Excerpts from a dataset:

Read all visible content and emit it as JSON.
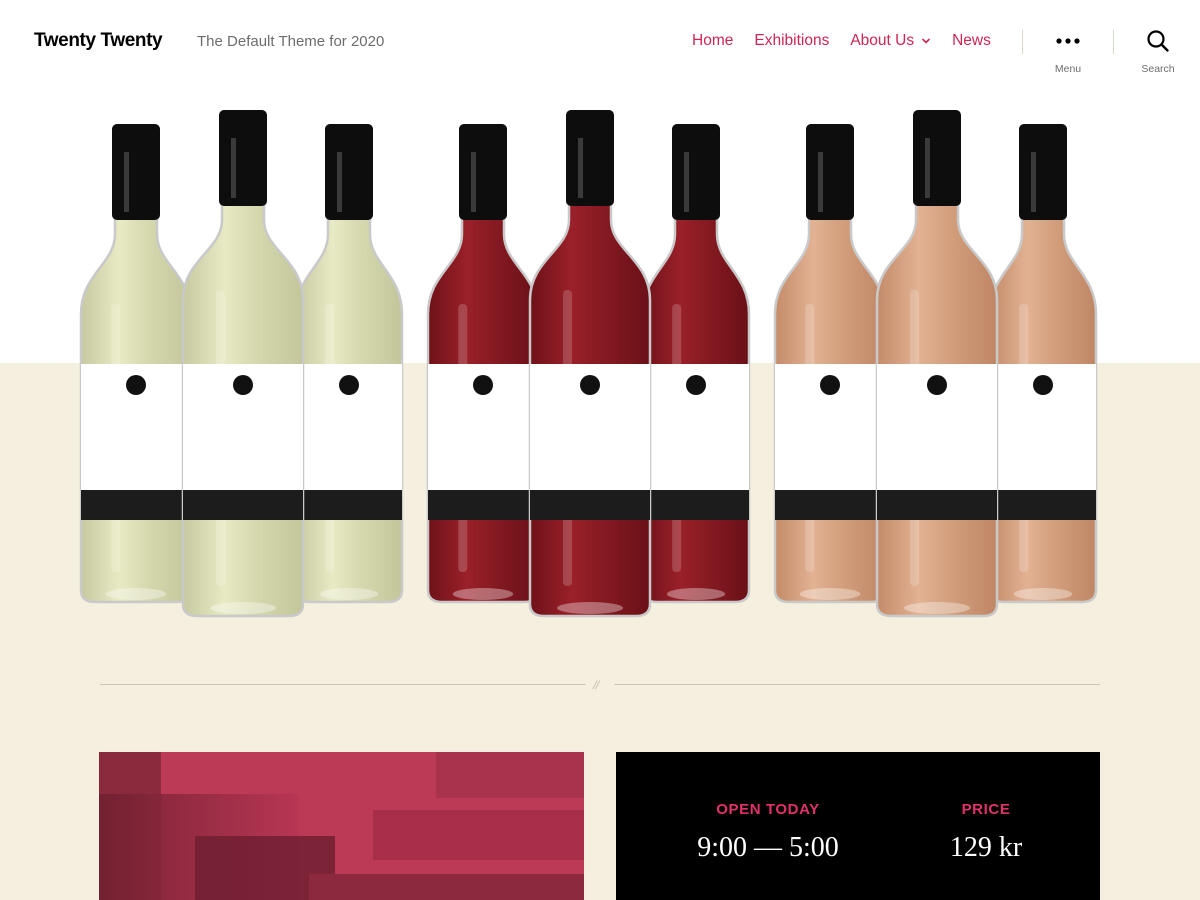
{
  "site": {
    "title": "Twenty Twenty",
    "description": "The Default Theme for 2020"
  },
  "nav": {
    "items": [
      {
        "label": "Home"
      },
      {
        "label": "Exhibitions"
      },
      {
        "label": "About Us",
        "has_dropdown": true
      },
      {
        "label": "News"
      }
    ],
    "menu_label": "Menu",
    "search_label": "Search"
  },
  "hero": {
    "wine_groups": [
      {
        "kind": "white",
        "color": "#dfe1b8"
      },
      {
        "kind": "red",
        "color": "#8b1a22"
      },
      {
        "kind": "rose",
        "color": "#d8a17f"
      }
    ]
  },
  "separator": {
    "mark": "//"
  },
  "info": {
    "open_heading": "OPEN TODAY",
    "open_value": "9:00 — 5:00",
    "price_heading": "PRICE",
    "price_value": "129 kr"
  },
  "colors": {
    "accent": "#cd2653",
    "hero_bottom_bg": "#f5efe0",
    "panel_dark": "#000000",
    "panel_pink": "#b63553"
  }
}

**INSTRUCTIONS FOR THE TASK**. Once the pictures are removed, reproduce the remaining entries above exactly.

**WRITTEN REPLY**.
Read all visible content and emit it as JSON.
{
  "site": {
    "title": "Twenty Twenty",
    "description": "The Default Theme for 2020"
  },
  "nav": {
    "items": [
      {
        "label": "Home"
      },
      {
        "label": "Exhibitions"
      },
      {
        "label": "About Us",
        "has_dropdown": true
      },
      {
        "label": "News"
      }
    ],
    "menu_label": "Menu",
    "search_label": "Search"
  },
  "hero": {
    "wine_groups": [
      {
        "kind": "white",
        "color": "#dfe1b8"
      },
      {
        "kind": "red",
        "color": "#8b1a22"
      },
      {
        "kind": "rose",
        "color": "#d8a17f"
      }
    ]
  },
  "separator": {
    "mark": "//"
  },
  "info": {
    "open_heading": "OPEN TODAY",
    "open_value": "9:00 — 5:00",
    "price_heading": "PRICE",
    "price_value": "129 kr"
  },
  "colors": {
    "accent": "#cd2653",
    "hero_bottom_bg": "#f5efe0",
    "panel_dark": "#000000",
    "panel_pink": "#b63553"
  }
}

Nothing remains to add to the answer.